The Biden administration’s attempt to roll out a rapid-fire campaign has been hampered by strife among government scientists. So far, only 18 percent of the fully vaccinated population has had a booster shot, most of them older than 50, according to government data.
The increase in Covid cases before Thanksgiving has meant difficult decisions for many families planning a holiday reunion.
Natalie Chaudhuri, a 21-year-old student at Georgetown University in Washington, said she decided not to return to her home state of Texas, where both her parents are health care workers.
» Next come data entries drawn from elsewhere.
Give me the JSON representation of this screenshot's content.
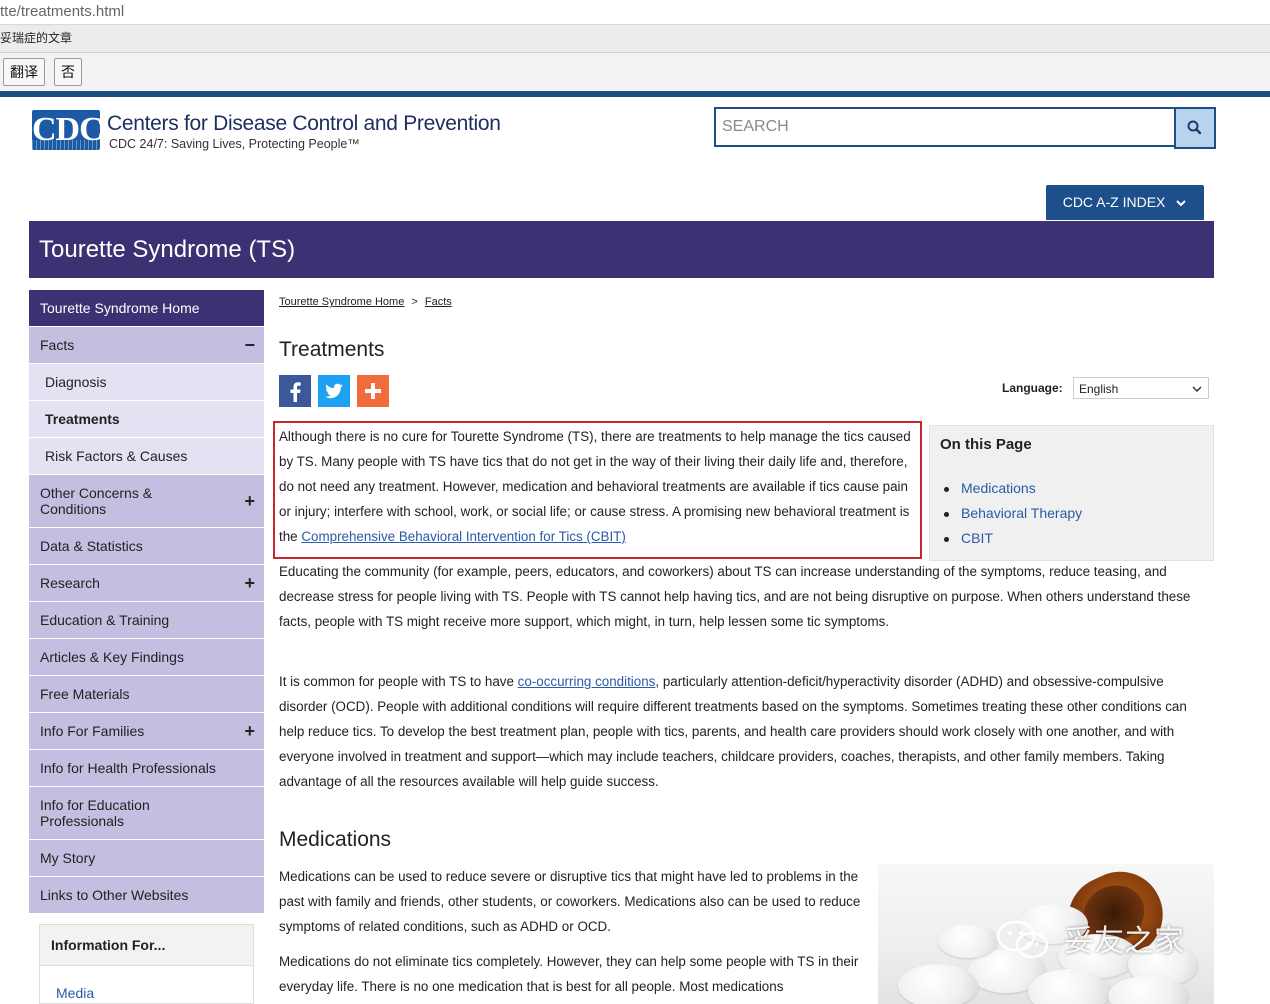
{
  "browser": {
    "url": "tte/treatments.html",
    "tab_title": "妥瑞症的文章",
    "translate_button": "翻译",
    "no_button": "否"
  },
  "header": {
    "logo_text": "CDC",
    "org_name": "Centers for Disease Control and Prevention",
    "tagline": "CDC 24/7: Saving Lives, Protecting People™",
    "search_placeholder": "SEARCH",
    "az_index_label": "CDC A-Z INDEX",
    "banner_title": "Tourette Syndrome (TS)"
  },
  "sidebar": {
    "items": [
      {
        "label": "Tourette Syndrome Home"
      },
      {
        "label": "Facts",
        "toggle": "−"
      },
      {
        "label": "Diagnosis"
      },
      {
        "label": "Treatments"
      },
      {
        "label": "Risk Factors & Causes"
      },
      {
        "label": "Other Concerns & Conditions",
        "toggle": "+"
      },
      {
        "label": "Data & Statistics"
      },
      {
        "label": "Research",
        "toggle": "+"
      },
      {
        "label": "Education & Training"
      },
      {
        "label": "Articles & Key Findings"
      },
      {
        "label": "Free Materials"
      },
      {
        "label": "Info For Families",
        "toggle": "+"
      },
      {
        "label": "Info for Health Professionals"
      },
      {
        "label": "Info for Education Professionals"
      },
      {
        "label": "My Story"
      },
      {
        "label": "Links to Other Websites"
      }
    ],
    "info_box": {
      "title": "Information For...",
      "link": "Media"
    }
  },
  "content": {
    "breadcrumb": [
      "Tourette Syndrome Home",
      "Facts"
    ],
    "breadcrumb_sep": ">",
    "page_title": "Treatments",
    "language_label": "Language:",
    "language_value": "English",
    "intro_text": "Although there is no cure for Tourette Syndrome (TS), there are treatments to help manage the tics caused by TS. Many people with TS have tics that do not get in the way of their living their daily life and, therefore, do not need any treatment. However, medication and behavioral treatments are available if tics cause pain or injury; interfere with school, work, or social life; or cause stress. A promising new behavioral treatment is the ",
    "intro_link": "Comprehensive Behavioral Intervention for Tics (CBIT)",
    "para2": "Educating the community (for example, peers, educators, and coworkers) about TS can increase understanding of the symptoms, reduce teasing, and decrease stress for people living with TS. People with TS cannot help having tics, and are not being disruptive on purpose. When others understand these facts, people with TS might receive more support, which might, in turn, help lessen some tic symptoms.",
    "para3_before": "It is common for people with TS to have ",
    "para3_link": "co-occurring conditions",
    "para3_after": ", particularly attention-deficit/hyperactivity disorder (ADHD) and obsessive-compulsive disorder (OCD). People with additional conditions will require different treatments based on the symptoms. Sometimes treating these other conditions can help reduce tics. To develop the best treatment plan, people with tics, parents, and health care providers should work closely with one another, and with everyone involved in treatment and support—which may include teachers, childcare providers, coaches, therapists, and other family members. Taking advantage of all the resources available will help guide success.",
    "on_this_page": {
      "title": "On this Page",
      "links": [
        "Medications",
        "Behavioral Therapy",
        "CBIT"
      ]
    },
    "medications_heading": "Medications",
    "med_para1": "Medications can be used to reduce severe or disruptive tics that might have led to problems in the past with family and friends, other students, or coworkers. Medications also can be used to reduce symptoms of related conditions, such as ADHD or OCD.",
    "med_para2": "Medications do not eliminate tics completely. However, they can help some people with TS in their everyday life. There is no one medication that is best for all people. Most medications",
    "watermark": "妥友之家"
  },
  "colors": {
    "banner": "#3e3173",
    "nav_level1": "#c4bfe0",
    "nav_level2": "#e4e2f2",
    "link": "#2a5aa8",
    "highlight_box": "#c9262c",
    "facebook": "#3b5998",
    "twitter": "#1da1f2",
    "addthis": "#f26b3a"
  },
  "icons": {
    "search": "search-icon",
    "share": [
      "facebook-icon",
      "twitter-icon",
      "addthis-plus-icon"
    ],
    "dropdown": "chevron-down-icon"
  }
}
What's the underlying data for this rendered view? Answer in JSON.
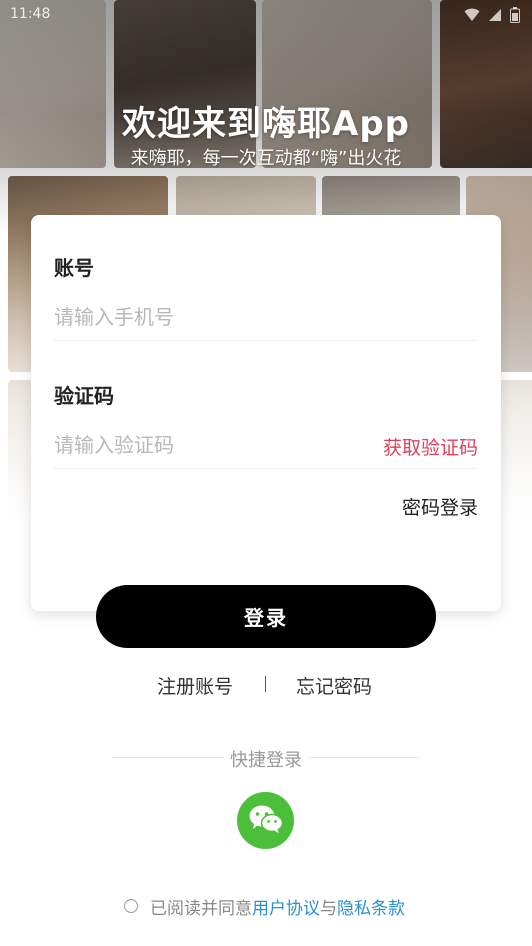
{
  "status_bar": {
    "time": "11:48"
  },
  "hero": {
    "title": "欢迎来到嗨耶App",
    "subtitle": "来嗨耶，每一次互动都“嗨”出火花"
  },
  "form": {
    "account_label": "账号",
    "phone_placeholder": "请输入手机号",
    "phone_value": "",
    "code_label": "验证码",
    "code_placeholder": "请输入验证码",
    "code_value": "",
    "get_code_label": "获取验证码",
    "password_login_label": "密码登录"
  },
  "login_button": {
    "label": "登录"
  },
  "links": {
    "register": "注册账号",
    "divider": "|",
    "forgot": "忘记密码"
  },
  "quick_login": {
    "label": "快捷登录",
    "icon": "wechat-icon"
  },
  "agreement": {
    "checked": false,
    "prefix": "已阅读并同意",
    "user_agreement": "用户协议",
    "conjunction": "与",
    "privacy_policy": "隐私条款"
  },
  "colors": {
    "accent_red": "#e0405a",
    "link_blue": "#2a8fd6",
    "wechat_green": "#4cbf3a",
    "button_black": "#000000"
  }
}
Instead, she will meet her siblings in New York.
Chaudhuri said she and her siblings all got a scratch shot before the holiday and would be tested before and after the trip.
“I was more concerned, especially since we saw a big increase after Halloween on campus,” Chaudhuri added. “But we’re a majority vaccinated campus, so that helped me feel better about it.”
For many public health experts, increasing vaccination rates remains the key to ensuring that hospitals do not become overcrowded and that mortality rates do not rise.
“Just because we’re facing a fifth wave does not mean it has to be a deadly one,” said David Dowdy, an associate professor of epidemiology at Johns Hopkins University School of Medicine in Baltimore.
Dowdy said the difference between last winter’s deadly wave of Covid-19 and the impending surge is the much greater levels of immunity, mainly due to the vaccine.
He added: “That immunity may not always be enough to stop someone from getting sick, but in most cases it will keep them alive and out of the hospital.”